His care team also included radiation therapy in his treatment plan under the care of Andrew Bishop, M.D. Michael started these treatments in December 2017, undergoing radiation therapy Monday to Friday for six weeks. Michael also booked several sessions with physical therapist Alex Penny during this time to get the most out of his treatments.
Choosing limb-salvage surgery with an endoprosthesis
In addition to chemotherapy and radiation, Michael needed surgery to remove the tumor in his leg. Orthopaedic surgeon Valerae Lewis, M.D., walked Michael through his options: limb-salvage surgery with an endoprosthesis, limb-salvage with a combination of prosthesis and cadaver bone, amputation or a rotationplasty. Lewis connected Michael with other patients who had these surgeries so he could get a wide range of perspectives on which one was right for him. Michael ultimately chose limb-salvage surgery with an endoprosthesis so he could keep his leg.
“It was an extremely challenging decision,” Michael says. “But Dr. Lewis is so insightful. She told me what to expect and was always fully confident in her ability and her team’s ability. Dr. Lewis’ assurance made it a smoother transition for me.”
Recovery after limb-salvage surgery
Michael stayed in the hospital for 17 days after his surgery. He underwent physical therapy and started standing exercises almost immediately. Eventually, he was able to walk upstairs and around the lobby.
However, even after surgery and regaining strength in his leg, Michael faced difficulties.
“The biggest challenge was overcoming the feeling that I was healthy at that point,” Michael says. “I had the surgery, and I understood that I had to do chemo, but it was so traumatic. I just wanted to be done.”
But Michael told his doctors he wanted to give 100% and continued his treatments. He even tried to get in a session of physical therapy during follow-up visits. He leaned on his support system, which included other young adult patients who had been through some of the same experiences. Michael completed his final round of radiation therapy in February 2018.
Getting back to school
After finishing treatment, Michael was anxious to get back to school. He returned to campus the summer of 2018. This time, he had a new perspective – and an interest in oncology.

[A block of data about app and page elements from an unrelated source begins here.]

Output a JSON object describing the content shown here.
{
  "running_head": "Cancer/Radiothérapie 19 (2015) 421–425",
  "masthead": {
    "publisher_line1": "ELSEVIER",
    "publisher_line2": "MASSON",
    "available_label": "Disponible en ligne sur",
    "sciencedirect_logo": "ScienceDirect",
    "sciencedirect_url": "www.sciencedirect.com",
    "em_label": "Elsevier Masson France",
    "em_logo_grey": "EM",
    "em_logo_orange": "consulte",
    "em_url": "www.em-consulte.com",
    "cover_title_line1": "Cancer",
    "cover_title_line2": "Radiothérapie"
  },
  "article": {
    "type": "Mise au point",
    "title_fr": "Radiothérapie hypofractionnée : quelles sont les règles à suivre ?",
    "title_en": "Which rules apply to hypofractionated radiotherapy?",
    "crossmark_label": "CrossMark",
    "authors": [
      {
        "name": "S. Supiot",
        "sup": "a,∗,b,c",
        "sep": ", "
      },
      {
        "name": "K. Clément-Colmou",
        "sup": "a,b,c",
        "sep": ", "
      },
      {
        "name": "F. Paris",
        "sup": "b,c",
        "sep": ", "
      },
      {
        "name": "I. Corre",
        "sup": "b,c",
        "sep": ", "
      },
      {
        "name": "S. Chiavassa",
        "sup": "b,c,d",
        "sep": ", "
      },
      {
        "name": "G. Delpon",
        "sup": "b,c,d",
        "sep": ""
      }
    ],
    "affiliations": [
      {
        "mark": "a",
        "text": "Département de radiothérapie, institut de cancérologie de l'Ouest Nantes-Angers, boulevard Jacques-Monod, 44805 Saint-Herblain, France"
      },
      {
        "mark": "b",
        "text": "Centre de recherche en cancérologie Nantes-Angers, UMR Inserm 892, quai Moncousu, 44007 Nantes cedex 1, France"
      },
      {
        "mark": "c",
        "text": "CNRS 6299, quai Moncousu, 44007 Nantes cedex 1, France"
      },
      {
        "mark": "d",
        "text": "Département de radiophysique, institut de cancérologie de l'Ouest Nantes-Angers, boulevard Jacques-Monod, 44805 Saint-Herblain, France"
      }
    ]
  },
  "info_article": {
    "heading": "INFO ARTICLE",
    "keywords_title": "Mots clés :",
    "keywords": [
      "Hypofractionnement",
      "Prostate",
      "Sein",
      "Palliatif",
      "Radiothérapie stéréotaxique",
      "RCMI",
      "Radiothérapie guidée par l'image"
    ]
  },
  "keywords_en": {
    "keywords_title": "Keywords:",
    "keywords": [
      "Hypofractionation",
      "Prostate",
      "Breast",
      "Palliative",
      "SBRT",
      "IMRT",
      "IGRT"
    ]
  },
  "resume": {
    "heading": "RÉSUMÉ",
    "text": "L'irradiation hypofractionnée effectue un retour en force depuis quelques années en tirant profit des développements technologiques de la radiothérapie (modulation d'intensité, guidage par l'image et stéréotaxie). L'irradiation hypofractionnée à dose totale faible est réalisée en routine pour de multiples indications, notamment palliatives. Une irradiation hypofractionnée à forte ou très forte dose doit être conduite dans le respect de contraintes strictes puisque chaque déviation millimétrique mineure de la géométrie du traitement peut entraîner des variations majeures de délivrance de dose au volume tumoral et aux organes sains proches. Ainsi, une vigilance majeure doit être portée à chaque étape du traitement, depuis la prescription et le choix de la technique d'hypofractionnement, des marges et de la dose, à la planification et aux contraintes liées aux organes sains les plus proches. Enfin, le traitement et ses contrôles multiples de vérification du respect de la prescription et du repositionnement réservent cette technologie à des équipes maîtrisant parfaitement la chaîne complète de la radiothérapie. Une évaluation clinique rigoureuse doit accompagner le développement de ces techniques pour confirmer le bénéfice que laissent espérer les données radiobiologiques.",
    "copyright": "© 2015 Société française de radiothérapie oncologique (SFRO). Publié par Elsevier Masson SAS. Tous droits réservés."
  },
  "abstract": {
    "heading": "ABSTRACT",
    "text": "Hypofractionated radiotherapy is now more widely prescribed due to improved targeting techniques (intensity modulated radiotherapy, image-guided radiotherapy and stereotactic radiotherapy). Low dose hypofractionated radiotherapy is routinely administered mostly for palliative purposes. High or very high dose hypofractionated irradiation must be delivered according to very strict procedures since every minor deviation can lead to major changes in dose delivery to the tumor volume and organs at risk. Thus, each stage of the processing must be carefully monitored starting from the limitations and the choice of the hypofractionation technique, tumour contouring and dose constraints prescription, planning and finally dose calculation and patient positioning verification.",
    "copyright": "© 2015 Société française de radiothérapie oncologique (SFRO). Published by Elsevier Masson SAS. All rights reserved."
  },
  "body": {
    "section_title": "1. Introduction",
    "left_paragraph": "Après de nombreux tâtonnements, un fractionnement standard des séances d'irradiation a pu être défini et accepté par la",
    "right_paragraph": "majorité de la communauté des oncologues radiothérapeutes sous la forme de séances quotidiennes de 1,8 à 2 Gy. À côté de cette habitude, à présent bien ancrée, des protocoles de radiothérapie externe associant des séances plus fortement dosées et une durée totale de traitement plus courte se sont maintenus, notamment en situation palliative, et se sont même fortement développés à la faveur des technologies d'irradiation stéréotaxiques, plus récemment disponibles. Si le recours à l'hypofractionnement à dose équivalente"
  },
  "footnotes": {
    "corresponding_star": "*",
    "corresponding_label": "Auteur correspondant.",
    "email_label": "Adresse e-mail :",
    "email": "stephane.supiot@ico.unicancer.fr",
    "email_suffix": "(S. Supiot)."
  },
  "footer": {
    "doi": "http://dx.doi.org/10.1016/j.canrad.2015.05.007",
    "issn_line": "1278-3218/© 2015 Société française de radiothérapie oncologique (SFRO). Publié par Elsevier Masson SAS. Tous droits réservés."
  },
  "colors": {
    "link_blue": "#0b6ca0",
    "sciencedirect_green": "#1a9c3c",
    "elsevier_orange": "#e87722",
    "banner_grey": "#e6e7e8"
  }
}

Michael became involved on campus. He was named one of the Mortar Board Senior Honor Society top 50 seniors at the university going into his last semester. He was also asked to be the Honors College banner bearer for graduation.
But one of his proudest moments was his acceptance to Texas College of Osteopathic Medicine at The University of North Texas Health Science Center at Fort Worth.
Focus on the future
Because he chose limb-salvage surgery, Michael sometimes feels discomfort in his right leg. But he’s still able to do some many of the activities he enjoys, like hiking and camping.
He’s going into his second year of medical school and is the incoming president of his campus’ chapter of the Christian Medical Association, where he participates in mission trips, offering free clinics to underserved communities. He hopes to land an internal medicine residency that will help him reach his goal of becoming an oncologist.
Michael keeps these goals in mind while reminding himself of what he’s been through, why he continues to chase his dreams and who’s been there for him along the way.
“I try to focus on those core values, those takeaways from that journey,” Michael said. “I try to still appreciate my life as a gift that’s been given to me. I have to turn back and have this outlook, and I want to carry it forward.”